In one of the moves that perplexed me when Tim Beckman announced his staff in 2012, the Illini decided to go with co-offensive coordinators instead of just one. Billy Gonzales and Chris Beatty shared the role for last season. Rumors had it that Beatty was responsible for the 1st and 2nd down calls, while Gonzales took the third down calls.
We all know how that worked out.
The Illini lacked playmakers, but the offense clearly was never in sync in 2012. I think part of the blame for that has to go to the coaching staff, and a big issue there, I believe, was the unclear coaching roles on the offensive staff.
Chris Beatty was responsible for being the Quarterback's coach, along with being one of the two offensive coordinators. Billy Gonzales, the other, was also the WR coach. That is too many hats for each of those guys to wear.
Instead of being able to focus just on running the entire offense and calling plays, these two coaches also had to worry about coaching an entire position of players, not an easy task.
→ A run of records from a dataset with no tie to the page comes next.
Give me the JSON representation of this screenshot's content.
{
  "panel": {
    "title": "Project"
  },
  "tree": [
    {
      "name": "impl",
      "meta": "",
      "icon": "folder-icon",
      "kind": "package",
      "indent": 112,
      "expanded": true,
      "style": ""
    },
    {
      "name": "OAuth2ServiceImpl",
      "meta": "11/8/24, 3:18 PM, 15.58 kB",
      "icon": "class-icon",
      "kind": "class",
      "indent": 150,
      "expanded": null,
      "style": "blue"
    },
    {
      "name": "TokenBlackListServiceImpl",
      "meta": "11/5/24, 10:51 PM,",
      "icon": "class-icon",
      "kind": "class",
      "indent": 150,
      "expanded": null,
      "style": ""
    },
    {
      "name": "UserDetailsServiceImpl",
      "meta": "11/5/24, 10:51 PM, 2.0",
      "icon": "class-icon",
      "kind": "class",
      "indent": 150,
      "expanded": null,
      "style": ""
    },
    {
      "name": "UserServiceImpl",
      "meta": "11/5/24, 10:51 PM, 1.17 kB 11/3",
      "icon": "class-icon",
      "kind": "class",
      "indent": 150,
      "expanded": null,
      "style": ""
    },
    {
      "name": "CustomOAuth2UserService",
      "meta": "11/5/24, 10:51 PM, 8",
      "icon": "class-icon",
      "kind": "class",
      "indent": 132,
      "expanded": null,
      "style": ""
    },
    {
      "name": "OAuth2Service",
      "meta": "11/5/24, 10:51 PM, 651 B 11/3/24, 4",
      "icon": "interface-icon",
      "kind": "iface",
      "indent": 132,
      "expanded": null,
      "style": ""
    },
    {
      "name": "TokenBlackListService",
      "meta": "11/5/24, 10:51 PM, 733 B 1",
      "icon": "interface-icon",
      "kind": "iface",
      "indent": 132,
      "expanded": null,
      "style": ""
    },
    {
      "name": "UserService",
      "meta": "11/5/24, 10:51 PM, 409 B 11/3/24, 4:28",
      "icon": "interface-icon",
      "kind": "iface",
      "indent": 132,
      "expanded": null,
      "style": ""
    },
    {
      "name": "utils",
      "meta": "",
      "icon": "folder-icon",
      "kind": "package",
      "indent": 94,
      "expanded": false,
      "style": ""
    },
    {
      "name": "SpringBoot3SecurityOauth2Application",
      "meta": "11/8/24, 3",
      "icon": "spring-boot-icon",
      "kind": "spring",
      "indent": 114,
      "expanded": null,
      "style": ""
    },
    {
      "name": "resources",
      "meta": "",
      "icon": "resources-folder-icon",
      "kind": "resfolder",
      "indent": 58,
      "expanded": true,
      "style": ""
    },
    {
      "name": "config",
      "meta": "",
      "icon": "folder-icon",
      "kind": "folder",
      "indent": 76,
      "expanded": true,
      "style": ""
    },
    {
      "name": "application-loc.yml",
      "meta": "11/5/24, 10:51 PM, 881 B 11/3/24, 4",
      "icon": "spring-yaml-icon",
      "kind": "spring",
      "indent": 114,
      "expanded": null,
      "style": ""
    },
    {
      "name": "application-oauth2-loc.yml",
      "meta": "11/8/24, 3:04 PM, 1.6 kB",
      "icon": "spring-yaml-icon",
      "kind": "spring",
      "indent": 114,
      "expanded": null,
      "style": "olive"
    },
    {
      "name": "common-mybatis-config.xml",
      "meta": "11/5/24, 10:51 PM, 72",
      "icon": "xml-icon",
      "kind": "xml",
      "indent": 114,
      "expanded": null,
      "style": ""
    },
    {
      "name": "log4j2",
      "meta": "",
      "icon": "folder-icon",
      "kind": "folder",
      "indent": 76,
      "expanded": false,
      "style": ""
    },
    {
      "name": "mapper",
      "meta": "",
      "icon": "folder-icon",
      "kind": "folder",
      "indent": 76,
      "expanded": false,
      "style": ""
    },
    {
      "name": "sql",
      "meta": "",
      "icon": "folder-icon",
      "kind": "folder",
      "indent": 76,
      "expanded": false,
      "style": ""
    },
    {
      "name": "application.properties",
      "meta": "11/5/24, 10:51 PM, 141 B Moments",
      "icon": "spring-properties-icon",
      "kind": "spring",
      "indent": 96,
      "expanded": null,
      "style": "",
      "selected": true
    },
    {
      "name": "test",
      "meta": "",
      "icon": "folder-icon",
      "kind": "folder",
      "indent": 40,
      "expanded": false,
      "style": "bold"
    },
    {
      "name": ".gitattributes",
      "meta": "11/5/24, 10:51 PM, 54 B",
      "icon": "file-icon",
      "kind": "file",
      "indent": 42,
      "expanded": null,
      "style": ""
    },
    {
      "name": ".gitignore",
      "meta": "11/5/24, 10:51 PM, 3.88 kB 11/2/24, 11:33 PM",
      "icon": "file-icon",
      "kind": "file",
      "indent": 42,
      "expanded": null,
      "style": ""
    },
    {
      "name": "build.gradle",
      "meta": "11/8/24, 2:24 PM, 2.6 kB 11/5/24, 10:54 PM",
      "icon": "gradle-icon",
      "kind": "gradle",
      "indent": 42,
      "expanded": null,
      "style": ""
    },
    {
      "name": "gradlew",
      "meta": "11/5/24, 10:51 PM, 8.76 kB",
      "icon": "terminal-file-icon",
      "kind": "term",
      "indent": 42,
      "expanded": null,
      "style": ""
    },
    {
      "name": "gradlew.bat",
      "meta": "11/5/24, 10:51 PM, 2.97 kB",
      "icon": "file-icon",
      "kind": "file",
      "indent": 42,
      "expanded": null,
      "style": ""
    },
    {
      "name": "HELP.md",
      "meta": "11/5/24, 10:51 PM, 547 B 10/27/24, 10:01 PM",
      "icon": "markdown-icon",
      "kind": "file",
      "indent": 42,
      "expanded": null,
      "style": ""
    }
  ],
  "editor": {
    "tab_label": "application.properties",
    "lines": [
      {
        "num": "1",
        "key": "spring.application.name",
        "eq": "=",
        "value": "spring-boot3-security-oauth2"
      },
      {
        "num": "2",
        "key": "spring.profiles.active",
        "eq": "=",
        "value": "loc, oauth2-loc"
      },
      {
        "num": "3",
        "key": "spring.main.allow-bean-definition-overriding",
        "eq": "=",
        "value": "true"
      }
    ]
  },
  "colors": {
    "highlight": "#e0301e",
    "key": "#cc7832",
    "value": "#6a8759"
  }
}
This makes it so all three jobs are done worse, because all three have less attention to pay than is demanded in the Big Ten and major college football.
Another issue, beyond just the day-to-day running of the offense, game-day play calling is hurt. Each individual offensive coordinator, no matter if they run the same system, has a different rhythm and flow to how they call the game. You will not find two coaches who agree exactly the same about play calling.
We all know what a football offense looks like when it is in rhythm. It's one of the most beautiful things in sports. Each piece of the team working in unison, not missing a beat, and moving the ball down the field.
A key factor to an offense's rhythm and timing is the play calling. Each play, even a 2-yard run up the middle, or even for a loss, has a purpose; to set up future plays. When plays are called on 1st and 2nd down, these were not only being called to gain yards, but to set up future plays. But when you add another voice calling these plays, another football mind with different football ideas and values, the plays will not exactly flow together, and the overall rhythm of the offense is damaged.
I believe that having two offensive coordinators was a huge factor in the offense's inability to ever get into a good flow in 2012, which was a large part of the offense's failure overall. The coaches didn't have clear roles. They had to worry about multiple jobs instead of focusing on one aspect, one piece of the machine.
Tim Beckman made changes to his staff, along with letting both Billy Gonzales and Chris Beatty go. To replace them, he hired Bill Cubit to be the sole offensive coordinator. Having one person in charge of the offense will allow play calling to flow much better on game days, and it will also allow practices to run more efficiently as there are not coaches having to play multiple roles.
Beckman or anyone else should not interfere. Let the offense be Cubit's. Let him run it as he sees fit. Let him play his role as offensive coordinator the way he wishes. Let the offense have that clarity.
That in and of itself should allow the Illini's offense to improve next year. Clear coaching roles go a long way.